83rd Annual

Thursday, 13 February 2003
Short wave aerosol direct forcing over cloud free oceans from Terra
Jianglong Zhang, University of Alabama, Huntsville, AL; and S. A. Christopher
Poster PDF (67.3 kB)
To date, aerosols remain one of the largest sources of uncertainty in climate change studies. The recent IPCC 2001 has categorized the understanding levels of all aerosol types as either low or very low. Previous studies have addressed the issues of aerosol climate forcing using either radiative transfer models and chemical transport model or General Circulation Models (GCM). However, the accurate prediction of the aerosol climate effect using current models is a difficult task. This is because of the wide spatial distribution of aerosols and their large variations in chemical composition and microphysical properties. In this paper, satellite measurements from Terra are used to examine short wave (SW) aerosol climate forcing (SWARF) over cloud free oceans from an observational perspective. Broadband measurements from the Clouds and Earth's Radiant Energy System (CERES) instruments are used to study the short wave aerosol climate effect (SWARF) with and without the present of aerosols. Narrow band measurements from the Moderate-Resolution Imaging Spectroradiometer (MODIS) are used to discriminate aerosol scenes from totally clear and cloudy scenes of CERES pixels. This study shows that for September 2000, the averaged aerosol optical thickness and SWARF are 0.07 and -6Wm-^2 respectively for CERES cloud free regions over global ocean. Dust aerosols from the West Coast of Africa are also found to have higher SWARF values compared with aerosols from biomass burning regions.
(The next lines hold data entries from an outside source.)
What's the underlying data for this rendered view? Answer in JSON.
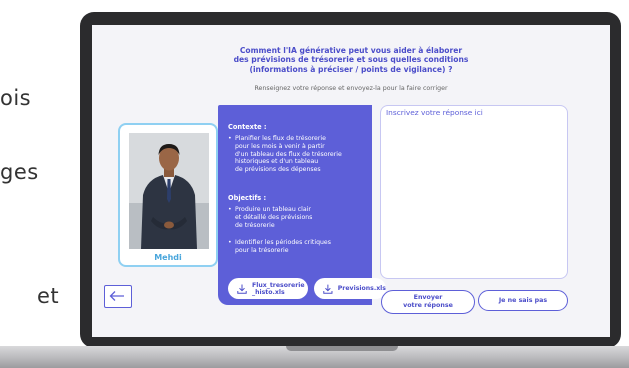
{
  "background_words": [
    "ois",
    "ges",
    "et"
  ],
  "screen": {
    "question": {
      "line1": "Comment l'IA générative peut vous aider à élaborer",
      "line2": "des prévisions de trésorerie et sous quelles conditions",
      "line3": "(informations à préciser / points de vigilance) ?"
    },
    "instruction": "Renseignez votre réponse et envoyez-la pour la faire corriger",
    "avatar": {
      "name": "Mehdi"
    },
    "context": {
      "heading": "Contexte :",
      "bullet1": [
        "Planifier les flux de trésorerie",
        "pour les mois à venir à partir",
        "d'un tableau des flux de trésorerie",
        "historiques et d'un tableau",
        "de prévisions des dépenses"
      ]
    },
    "objectives": {
      "heading": "Objectifs :",
      "bullet1": [
        "Produire un tableau clair",
        "et détaillé des prévisions",
        "de trésorerie"
      ],
      "bullet2": [
        "Identifier les périodes critiques",
        "pour la trésorerie"
      ]
    },
    "files": [
      {
        "line1": "Flux_tresorerie",
        "line2": "_histo.xls",
        "icon": "download-icon"
      },
      {
        "line1": "Previsions.xls",
        "icon": "download-icon"
      }
    ],
    "answer_placeholder": "Inscrivez votre réponse ici",
    "send_button": {
      "line1": "Envoyer",
      "line2": "votre réponse"
    },
    "dont_know_button": "Je ne sais pas",
    "back_icon": "arrow-left-icon"
  },
  "colors": {
    "accent": "#5d5fd8",
    "title": "#4b4dc9",
    "avatar_name": "#49a6dc"
  }
}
Preliminary results in cloudy conditions show that for observed cloud fraction values less than 20% within a CERES footprint, aerosol direct and indirect effects are dependent upon aerosol optical thickness (AOT) ranges. While aerosol indirect effect dominates at the low aerosol loading regions, the aerosol direct effect dominates at the high aerosol loading scenes. Major sources of uncertainties in this study, such as cloud contamination and Angular Distribution Models (ADMs), must be carefully examined in future studies.

Supplementary URL: http://vortex.nsstc.uah.edu/~sundar/papers/grl_2002_revise.pdf